PROBLEM STATEMENT: Pick each line that has "Message" out of the records.

---------- PROVIDED RECORDS

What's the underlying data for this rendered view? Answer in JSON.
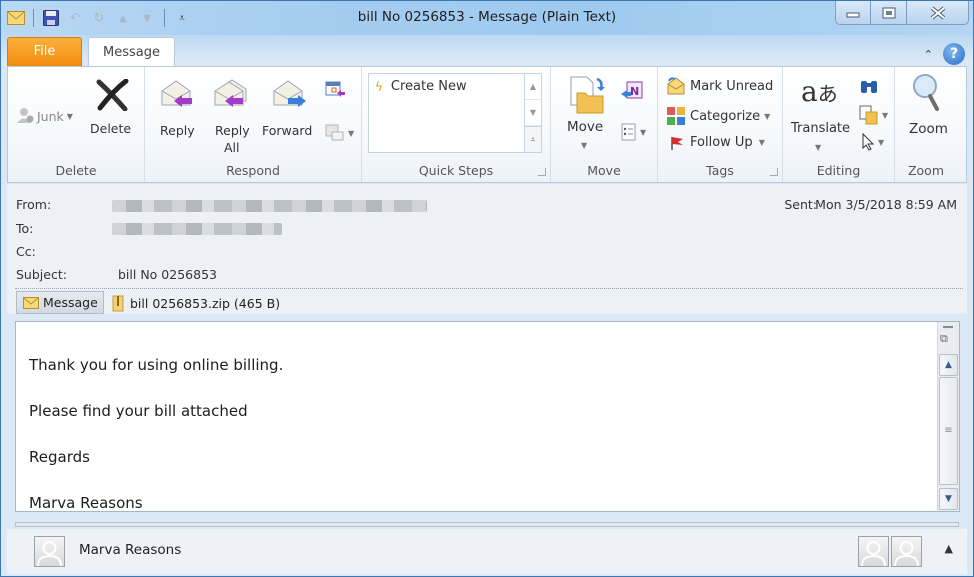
{
  "window": {
    "title": "bill No 0256853  -  Message (Plain Text)",
    "controls": {
      "minimize": "minimize",
      "maximize": "maximize",
      "close": "close"
    }
  },
  "quick_access": {
    "icons": [
      "mail-icon",
      "save-icon",
      "undo-icon",
      "redo-icon",
      "previous-item-icon",
      "next-item-icon",
      "customize-qat-icon"
    ]
  },
  "tabs": {
    "file": "File",
    "message": "Message",
    "active": "Message"
  },
  "ribbon": {
    "groups": {
      "delete": {
        "label": "Delete",
        "junk": "Junk",
        "delete": "Delete"
      },
      "respond": {
        "label": "Respond",
        "reply": "Reply",
        "reply_all_line1": "Reply",
        "reply_all_line2": "All",
        "forward": "Forward"
      },
      "quick_steps": {
        "label": "Quick Steps",
        "items": [
          "Create New"
        ]
      },
      "move": {
        "label": "Move",
        "move": "Move"
      },
      "tags": {
        "label": "Tags",
        "mark_unread": "Mark Unread",
        "categorize": "Categorize",
        "follow_up": "Follow Up"
      },
      "editing": {
        "label": "Editing",
        "translate": "Translate"
      },
      "zoom": {
        "label": "Zoom",
        "zoom": "Zoom"
      }
    }
  },
  "header": {
    "from_label": "From:",
    "to_label": "To:",
    "cc_label": "Cc:",
    "subject_label": "Subject:",
    "subject": "bill No 0256853",
    "sent_label": "Sent:",
    "sent": "Mon 3/5/2018 8:59 AM",
    "from_redacted": true,
    "to_redacted": true
  },
  "attachments": {
    "message_tab": "Message",
    "files": [
      {
        "name": "bill 0256853.zip (465 B)"
      }
    ]
  },
  "body": {
    "lines": [
      "Thank you for using online billing.",
      "Please find your bill attached",
      "Regards",
      "Marva Reasons"
    ]
  },
  "people_pane": {
    "name": "Marva Reasons"
  }
}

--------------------

ANSWER TO THIS PROBLEM:
    "title": "bill No 0256853  -  Message (Plain Text)",
    "message": "Message",
    "active": "Message"
    "message_tab": "Message",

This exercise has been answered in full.